*WHAT THE TASK ASKS*.
Your response needs to be the data below, retyped exactly.

*INFORMATION*.
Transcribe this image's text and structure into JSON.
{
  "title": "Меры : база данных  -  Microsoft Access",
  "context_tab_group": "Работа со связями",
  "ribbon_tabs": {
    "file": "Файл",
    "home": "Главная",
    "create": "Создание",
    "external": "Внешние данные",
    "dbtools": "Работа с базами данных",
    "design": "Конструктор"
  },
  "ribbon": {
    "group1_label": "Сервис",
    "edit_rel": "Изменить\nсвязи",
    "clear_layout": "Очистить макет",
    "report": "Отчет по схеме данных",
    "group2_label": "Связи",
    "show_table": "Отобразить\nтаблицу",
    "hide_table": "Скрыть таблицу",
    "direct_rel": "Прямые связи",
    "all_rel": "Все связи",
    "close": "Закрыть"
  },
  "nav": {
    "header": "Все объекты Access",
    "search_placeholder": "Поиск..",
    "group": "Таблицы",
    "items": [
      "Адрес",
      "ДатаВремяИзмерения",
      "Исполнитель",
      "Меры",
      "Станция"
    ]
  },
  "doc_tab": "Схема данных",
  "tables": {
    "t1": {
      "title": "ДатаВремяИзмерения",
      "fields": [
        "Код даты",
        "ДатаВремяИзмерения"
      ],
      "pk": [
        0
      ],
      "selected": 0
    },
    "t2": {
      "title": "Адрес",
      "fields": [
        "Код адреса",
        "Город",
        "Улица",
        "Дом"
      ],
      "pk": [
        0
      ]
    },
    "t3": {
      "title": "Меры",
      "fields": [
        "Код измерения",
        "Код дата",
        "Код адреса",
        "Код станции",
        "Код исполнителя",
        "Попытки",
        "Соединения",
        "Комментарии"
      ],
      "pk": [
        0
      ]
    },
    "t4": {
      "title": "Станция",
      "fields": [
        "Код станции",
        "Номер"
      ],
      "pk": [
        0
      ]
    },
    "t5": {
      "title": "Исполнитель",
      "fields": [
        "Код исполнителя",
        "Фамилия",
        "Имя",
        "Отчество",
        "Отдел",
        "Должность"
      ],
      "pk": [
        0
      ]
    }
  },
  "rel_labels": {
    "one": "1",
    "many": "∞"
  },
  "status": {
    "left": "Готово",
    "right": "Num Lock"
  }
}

*ANSWER BOX*.
Transcribe this image's text and structure into JSON.
{
  "title": "Меры : база данных  -  Microsoft Access",
  "context_tab_group": "Работа со связями",
  "ribbon_tabs": {
    "file": "Файл",
    "home": "Главная",
    "create": "Создание",
    "external": "Внешние данные",
    "dbtools": "Работа с базами данных",
    "design": "Конструктор"
  },
  "ribbon": {
    "group1_label": "Сервис",
    "edit_rel": "Изменить\nсвязи",
    "clear_layout": "Очистить макет",
    "report": "Отчет по схеме данных",
    "group2_label": "Связи",
    "show_table": "Отобразить\nтаблицу",
    "hide_table": "Скрыть таблицу",
    "direct_rel": "Прямые связи",
    "all_rel": "Все связи",
    "close": "Закрыть"
  },
  "nav": {
    "header": "Все объекты Access",
    "search_placeholder": "Поиск..",
    "group": "Таблицы",
    "items": [
      "Адрес",
      "ДатаВремяИзмерения",
      "Исполнитель",
      "Меры",
      "Станция"
    ]
  },
  "doc_tab": "Схема данных",
  "tables": {
    "t1": {
      "title": "ДатаВремяИзмерения",
      "fields": [
        "Код даты",
        "ДатаВремяИзмерения"
      ],
      "pk": [
        0
      ],
      "selected": 0
    },
    "t2": {
      "title": "Адрес",
      "fields": [
        "Код адреса",
        "Город",
        "Улица",
        "Дом"
      ],
      "pk": [
        0
      ]
    },
    "t3": {
      "title": "Меры",
      "fields": [
        "Код измерения",
        "Код дата",
        "Код адреса",
        "Код станции",
        "Код исполнителя",
        "Попытки",
        "Соединения",
        "Комментарии"
      ],
      "pk": [
        0
      ]
    },
    "t4": {
      "title": "Станция",
      "fields": [
        "Код станции",
        "Номер"
      ],
      "pk": [
        0
      ]
    },
    "t5": {
      "title": "Исполнитель",
      "fields": [
        "Код исполнителя",
        "Фамилия",
        "Имя",
        "Отчество",
        "Отдел",
        "Должность"
      ],
      "pk": [
        0
      ]
    }
  },
  "rel_labels": {
    "one": "1",
    "many": "∞"
  },
  "status": {
    "left": "Готово",
    "right": "Num Lock"
  }
}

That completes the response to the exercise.